Children'S Books:Not Just For Children
CHildren's books arren't just for children. Thousands of grown-ups have a secret--they're raiding their kids bookshelves for a good read. Why? Reliving childhood memories, or appreciating good literature, no matter the form.
I have a secret. It's one that only a few select people know, and of those few, even fewer understand. The rest share the secret with me. No, it's not something likely to get any of us on the Jerry Springer show, or written up in the newspaper. But it might annoy our children. But there's a lot of us out there, and we're getting braver. Even if our kids have to wait for their bedtime story.
The secret shame? We still love reading children's literature, years after we've outgrown the target audience. And yes, we're embarrrassed. (Some of us, some of the time.) We raid our children's bookshelves, looking for an old favorite (that we've given them!) or a new intriguing title.
We aren't stupid, nor are we immature. We read "grown-up" books too, pay our mortgages and our taxes. We pass for full-fledged adults, except in those secreted hours when we relive the agony of decision making facing Jo March, or share our heartbreak with Betsy Ray as she struggles to find herself and her true love.
So why do we do it? Well, why does anyone read genre fiction? The whodunnits, the westerns, the romances?
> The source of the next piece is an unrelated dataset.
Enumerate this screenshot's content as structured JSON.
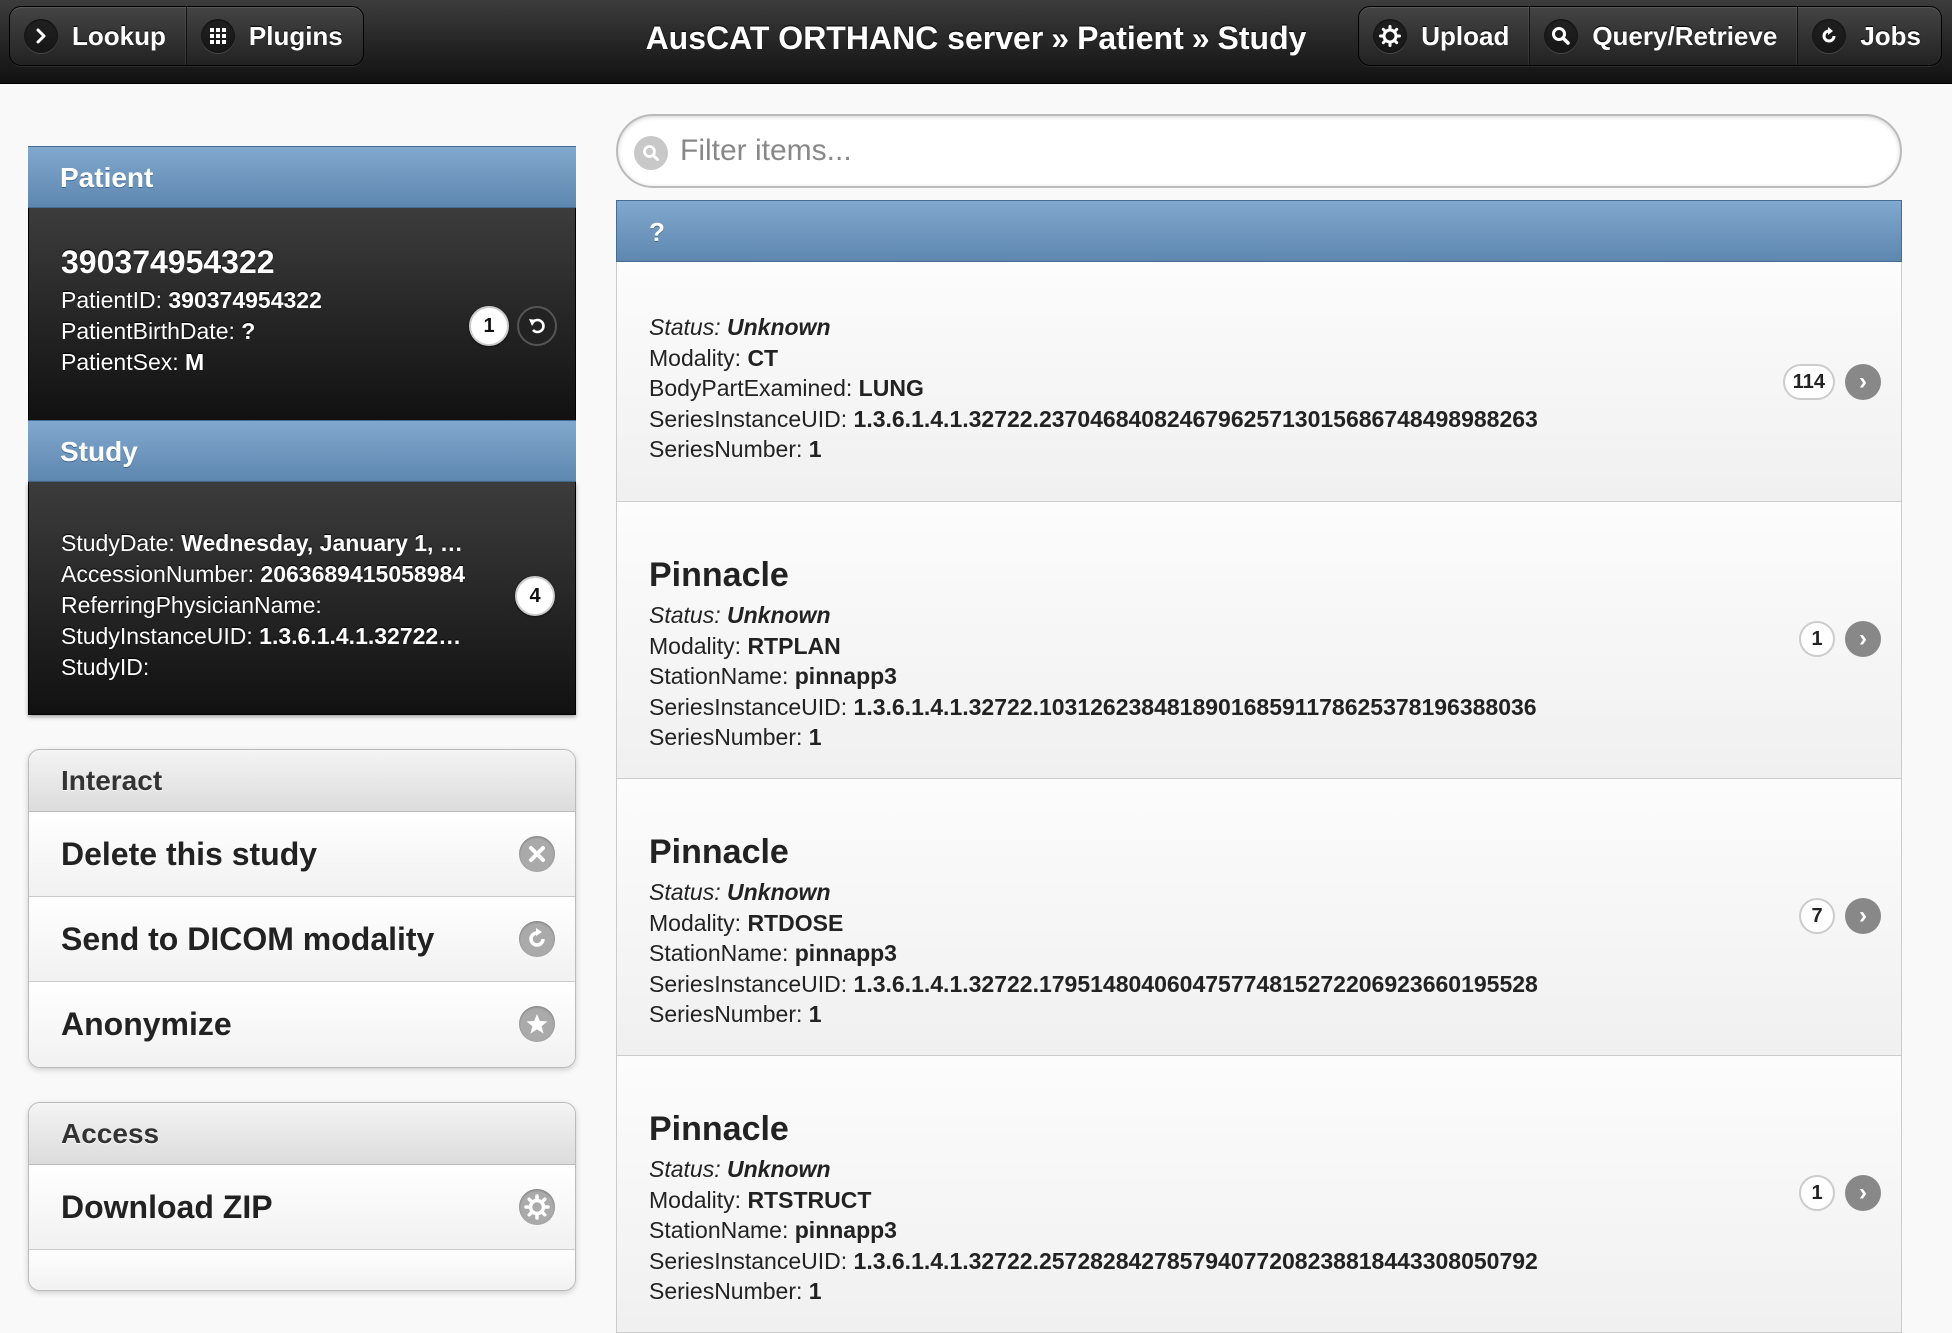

Because there is a particular comfort there, in knowing that good will prevail, a genre innocent of the anti-hero. As well, the best of childen's literature shares the same traits that make any literature great--universality, carefully drawn characters, an involving plot. Just because the main characters are usually children doesn't mean the book is any less worthy--and it's one way to get in touch with that inner child that keeps hiding.
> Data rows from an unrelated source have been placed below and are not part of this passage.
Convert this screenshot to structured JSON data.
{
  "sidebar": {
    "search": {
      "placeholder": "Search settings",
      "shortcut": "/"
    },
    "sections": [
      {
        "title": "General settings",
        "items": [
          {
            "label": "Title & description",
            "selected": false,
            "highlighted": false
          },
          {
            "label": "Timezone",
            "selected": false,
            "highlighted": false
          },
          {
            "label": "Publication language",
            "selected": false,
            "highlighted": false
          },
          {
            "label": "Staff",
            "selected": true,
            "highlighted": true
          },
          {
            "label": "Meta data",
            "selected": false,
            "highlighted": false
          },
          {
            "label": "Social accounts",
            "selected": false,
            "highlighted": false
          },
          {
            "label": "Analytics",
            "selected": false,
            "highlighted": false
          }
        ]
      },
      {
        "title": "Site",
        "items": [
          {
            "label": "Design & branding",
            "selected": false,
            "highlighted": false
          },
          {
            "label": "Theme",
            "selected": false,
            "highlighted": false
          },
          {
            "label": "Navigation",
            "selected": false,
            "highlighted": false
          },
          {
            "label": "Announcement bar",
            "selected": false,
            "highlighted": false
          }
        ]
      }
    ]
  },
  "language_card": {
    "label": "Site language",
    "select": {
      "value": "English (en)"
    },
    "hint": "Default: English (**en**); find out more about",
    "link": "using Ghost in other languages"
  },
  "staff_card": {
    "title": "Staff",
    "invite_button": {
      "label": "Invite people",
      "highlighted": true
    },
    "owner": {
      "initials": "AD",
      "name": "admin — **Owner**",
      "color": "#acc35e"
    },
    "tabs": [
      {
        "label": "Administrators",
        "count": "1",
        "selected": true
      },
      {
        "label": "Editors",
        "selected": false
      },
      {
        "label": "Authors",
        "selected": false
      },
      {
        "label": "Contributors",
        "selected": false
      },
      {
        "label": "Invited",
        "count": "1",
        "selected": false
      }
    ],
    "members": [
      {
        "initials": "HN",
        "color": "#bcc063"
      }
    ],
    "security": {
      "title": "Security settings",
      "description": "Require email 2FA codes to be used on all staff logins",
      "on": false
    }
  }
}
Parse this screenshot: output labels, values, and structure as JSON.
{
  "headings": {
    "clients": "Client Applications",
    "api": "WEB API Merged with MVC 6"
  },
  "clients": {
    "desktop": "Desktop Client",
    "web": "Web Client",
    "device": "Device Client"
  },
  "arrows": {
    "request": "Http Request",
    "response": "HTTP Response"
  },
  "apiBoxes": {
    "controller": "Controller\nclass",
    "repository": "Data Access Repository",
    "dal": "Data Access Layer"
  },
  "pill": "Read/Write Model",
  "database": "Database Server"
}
And let's not dismiss the nostalgia factor, especially for those of us that frequently turn to well-loved tomes in times of stress. We know that everything is going to turn out all right for the character--after all, we've taken this journey with them before. And perhaps the lesson the character learns is one that we need to be reminded of--whether self-reliance, the importance of hope, or simply that every life (no matter how seemingly idyllic) has its struggles.
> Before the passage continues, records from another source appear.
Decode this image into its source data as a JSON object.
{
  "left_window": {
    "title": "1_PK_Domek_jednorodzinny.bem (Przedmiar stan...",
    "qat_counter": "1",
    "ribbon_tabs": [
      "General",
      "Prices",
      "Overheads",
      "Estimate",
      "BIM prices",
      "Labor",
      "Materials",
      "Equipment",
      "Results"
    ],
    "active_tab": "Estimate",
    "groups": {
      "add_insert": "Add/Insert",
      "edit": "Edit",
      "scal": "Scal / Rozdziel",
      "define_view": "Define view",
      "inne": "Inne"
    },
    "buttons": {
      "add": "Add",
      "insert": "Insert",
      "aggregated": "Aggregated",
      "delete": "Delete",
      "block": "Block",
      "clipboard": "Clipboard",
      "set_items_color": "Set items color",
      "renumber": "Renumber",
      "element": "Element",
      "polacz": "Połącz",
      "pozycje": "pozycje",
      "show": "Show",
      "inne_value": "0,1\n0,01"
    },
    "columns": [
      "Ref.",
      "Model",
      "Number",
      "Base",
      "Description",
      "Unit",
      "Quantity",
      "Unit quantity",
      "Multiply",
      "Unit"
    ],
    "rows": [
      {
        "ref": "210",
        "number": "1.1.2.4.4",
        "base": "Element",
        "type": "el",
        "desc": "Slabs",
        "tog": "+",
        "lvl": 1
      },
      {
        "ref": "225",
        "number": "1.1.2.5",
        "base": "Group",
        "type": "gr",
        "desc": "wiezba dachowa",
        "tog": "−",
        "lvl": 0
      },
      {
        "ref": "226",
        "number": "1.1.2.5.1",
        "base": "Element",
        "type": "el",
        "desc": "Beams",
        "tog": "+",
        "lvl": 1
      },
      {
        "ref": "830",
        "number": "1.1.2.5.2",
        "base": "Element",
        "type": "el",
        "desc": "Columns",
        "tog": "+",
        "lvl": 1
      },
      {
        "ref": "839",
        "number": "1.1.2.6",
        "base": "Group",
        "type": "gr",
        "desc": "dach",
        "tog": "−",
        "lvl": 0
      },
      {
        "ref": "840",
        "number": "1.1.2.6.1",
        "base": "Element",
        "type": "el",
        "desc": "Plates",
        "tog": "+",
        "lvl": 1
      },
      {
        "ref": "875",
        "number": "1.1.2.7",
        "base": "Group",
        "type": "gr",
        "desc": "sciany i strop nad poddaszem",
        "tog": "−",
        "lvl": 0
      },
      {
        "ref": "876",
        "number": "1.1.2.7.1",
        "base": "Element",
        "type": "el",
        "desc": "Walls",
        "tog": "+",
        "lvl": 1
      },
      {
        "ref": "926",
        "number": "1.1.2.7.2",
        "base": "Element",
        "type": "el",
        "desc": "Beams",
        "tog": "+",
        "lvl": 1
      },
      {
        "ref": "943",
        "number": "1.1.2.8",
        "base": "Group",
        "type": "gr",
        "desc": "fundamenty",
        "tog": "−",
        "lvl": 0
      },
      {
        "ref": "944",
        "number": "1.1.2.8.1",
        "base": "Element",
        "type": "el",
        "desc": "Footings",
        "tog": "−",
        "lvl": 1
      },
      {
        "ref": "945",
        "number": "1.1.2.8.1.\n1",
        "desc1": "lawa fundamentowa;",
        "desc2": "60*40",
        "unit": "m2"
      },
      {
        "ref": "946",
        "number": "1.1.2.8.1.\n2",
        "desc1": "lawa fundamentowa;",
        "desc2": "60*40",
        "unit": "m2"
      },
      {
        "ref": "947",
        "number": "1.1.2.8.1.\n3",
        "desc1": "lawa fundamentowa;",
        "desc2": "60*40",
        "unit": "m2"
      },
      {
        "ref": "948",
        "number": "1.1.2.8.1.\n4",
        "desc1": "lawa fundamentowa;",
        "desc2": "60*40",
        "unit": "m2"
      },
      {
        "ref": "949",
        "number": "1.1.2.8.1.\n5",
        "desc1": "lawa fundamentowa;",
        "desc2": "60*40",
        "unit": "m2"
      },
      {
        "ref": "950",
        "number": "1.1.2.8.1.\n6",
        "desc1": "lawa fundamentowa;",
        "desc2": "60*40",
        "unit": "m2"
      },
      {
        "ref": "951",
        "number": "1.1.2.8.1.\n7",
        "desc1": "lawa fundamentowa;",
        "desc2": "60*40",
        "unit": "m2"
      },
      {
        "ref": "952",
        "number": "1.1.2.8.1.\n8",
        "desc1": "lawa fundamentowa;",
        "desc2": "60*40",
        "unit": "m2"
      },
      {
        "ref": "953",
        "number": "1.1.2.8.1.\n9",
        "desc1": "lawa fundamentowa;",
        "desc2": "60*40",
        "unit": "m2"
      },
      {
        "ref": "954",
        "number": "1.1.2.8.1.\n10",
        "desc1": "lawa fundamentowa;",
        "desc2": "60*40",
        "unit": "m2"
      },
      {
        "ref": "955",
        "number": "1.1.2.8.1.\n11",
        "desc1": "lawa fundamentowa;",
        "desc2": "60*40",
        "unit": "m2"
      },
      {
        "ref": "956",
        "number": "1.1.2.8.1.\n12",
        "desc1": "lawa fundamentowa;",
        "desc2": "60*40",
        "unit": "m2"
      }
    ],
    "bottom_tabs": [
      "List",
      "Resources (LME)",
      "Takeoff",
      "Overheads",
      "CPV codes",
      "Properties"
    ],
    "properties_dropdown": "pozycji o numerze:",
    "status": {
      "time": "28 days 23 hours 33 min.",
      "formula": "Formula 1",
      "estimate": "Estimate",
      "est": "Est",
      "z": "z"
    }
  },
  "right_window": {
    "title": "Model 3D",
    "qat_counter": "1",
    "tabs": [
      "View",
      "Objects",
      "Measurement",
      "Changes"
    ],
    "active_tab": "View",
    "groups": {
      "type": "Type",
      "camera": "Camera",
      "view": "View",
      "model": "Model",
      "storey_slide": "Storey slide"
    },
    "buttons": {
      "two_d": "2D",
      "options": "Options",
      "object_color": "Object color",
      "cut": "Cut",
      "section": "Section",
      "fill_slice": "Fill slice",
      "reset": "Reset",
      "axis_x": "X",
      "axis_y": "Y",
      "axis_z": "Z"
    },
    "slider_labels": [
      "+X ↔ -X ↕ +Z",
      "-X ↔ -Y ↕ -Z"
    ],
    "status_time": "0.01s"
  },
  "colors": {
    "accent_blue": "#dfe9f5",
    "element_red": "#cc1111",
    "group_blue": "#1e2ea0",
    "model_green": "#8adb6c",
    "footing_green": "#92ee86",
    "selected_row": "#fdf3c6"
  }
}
A love of children's literature brings us closer to our children as well. We enjoy reading The Little Pokey Puppy over and over again to our toddler, hoping that we are planting the seeds for a life-time enjoyment of literature. And as they get older, we can share their excitement over the adventures of the Three Muskateers and their tears when Beth March dies. In a world where the generation gap is growing wider, it's reassuring to have some common interests. So, when your child begs for the latest Harry Potter book (or any other), read it with him. Discuss how the character handles problems, what can be learned from it. It's a great way to share your values with your child, all without lecturing.